Virtual offices reshaping corporate landscape; are remote work place policies evolving, too?

Although more workers are returning to the office, that number has not reverted back to pre-pandemic levels, and a recent Pew Research survey found that employees who are currently teleworking are doing so more by choice and not because of health-related concerns. Further, Upwork estimates that as many as 36.2 million Americans could be working remotely by 2025. Deborah Brouwer, managing partner of Detroit-based labor and employment law firm Nemeth Law PC, believes these trends present a compelling opportunity for employers to take a fresh look at their remote workplace policies, especially if they were put in place before the pandemic.

“Many companies have offered employees the flexibility of working from home for years, but the pandemic has redefined and expanded the parameters, attitudes – and even the definition – of remote work. Enforceable policies need to reflect that,” Brouwer said.

Successful remote and hybrid working arrangements hinge on a variety of factors that should be spelled out in workplace policies, including: a job description that accurately matches the employee’s current job duties; whether on-site attendance is an essential function of the job at certain times, such as attendance at meetings; and well-established guidelines and procedures, such as interactive process logs, for responding to requests for remote accommodations.

“Employers still need to have a clearly documented, communicated and enforced procedure for employees working remotely to ensure standards are fair and applied appropriately, and that no disparate class of worker is impacted when considering which type of employees can work remotely,” Brouwer said. “In addition, employees need to be trained on and fully knowledgeable of the expectations and procedures.”

Brouwer recommends remote working arrangement policies that:

• Are consistent with company needs and granted on a case-by-case basis, depending on the position, and explicitly detailed as to whether the position is fully remote or hybrid.

• Establish a minimum length of employment, performance and history, if remote work is not granted immediately upon hiring.

• Include provisions for identifying equipment needs and stating who owns the equipment.

• Detail provisions for using company-owned equipment at home.

• Involve the company’s IT department to ensure optimal cybersecurity and data protection.

• Outline expected work hours and reporting/check-in requirements.

• Include a process for periodic inspections for home workspaces.

• Specify the employer’s right to modify and/or cancel agreement at any time.

• Set an objective standard to determine if employee is meeting performance expectations.

• Require remote worker to maintain a safe work environment and define what that workspace scope and safety includes.
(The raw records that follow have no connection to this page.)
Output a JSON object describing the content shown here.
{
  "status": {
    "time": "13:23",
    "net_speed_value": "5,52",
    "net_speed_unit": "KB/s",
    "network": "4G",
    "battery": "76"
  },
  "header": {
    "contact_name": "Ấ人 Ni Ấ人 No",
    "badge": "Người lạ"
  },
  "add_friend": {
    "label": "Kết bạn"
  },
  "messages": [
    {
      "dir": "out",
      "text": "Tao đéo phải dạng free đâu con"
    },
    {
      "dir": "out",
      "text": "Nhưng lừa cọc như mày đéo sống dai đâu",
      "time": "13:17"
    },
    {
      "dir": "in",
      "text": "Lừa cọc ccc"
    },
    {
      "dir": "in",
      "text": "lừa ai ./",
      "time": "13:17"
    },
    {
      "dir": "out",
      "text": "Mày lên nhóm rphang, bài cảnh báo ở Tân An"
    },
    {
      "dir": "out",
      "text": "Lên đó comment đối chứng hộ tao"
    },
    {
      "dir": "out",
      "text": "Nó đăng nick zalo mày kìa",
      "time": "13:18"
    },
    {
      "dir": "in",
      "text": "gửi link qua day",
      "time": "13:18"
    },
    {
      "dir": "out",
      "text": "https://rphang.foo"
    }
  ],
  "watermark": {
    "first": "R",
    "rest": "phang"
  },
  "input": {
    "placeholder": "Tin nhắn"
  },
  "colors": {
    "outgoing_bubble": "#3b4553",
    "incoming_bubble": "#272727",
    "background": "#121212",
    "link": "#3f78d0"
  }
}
“Virtual employment is a practical way for companies to retain or attract talent by offering greater flexibility, but employers need to consider the impact it will have on the entire team or company and, if possible, implement a ‘terms and conditions’ agreement specific to each remote employee, so expectations are understood and can be met by all parties involved,” Brouwer said.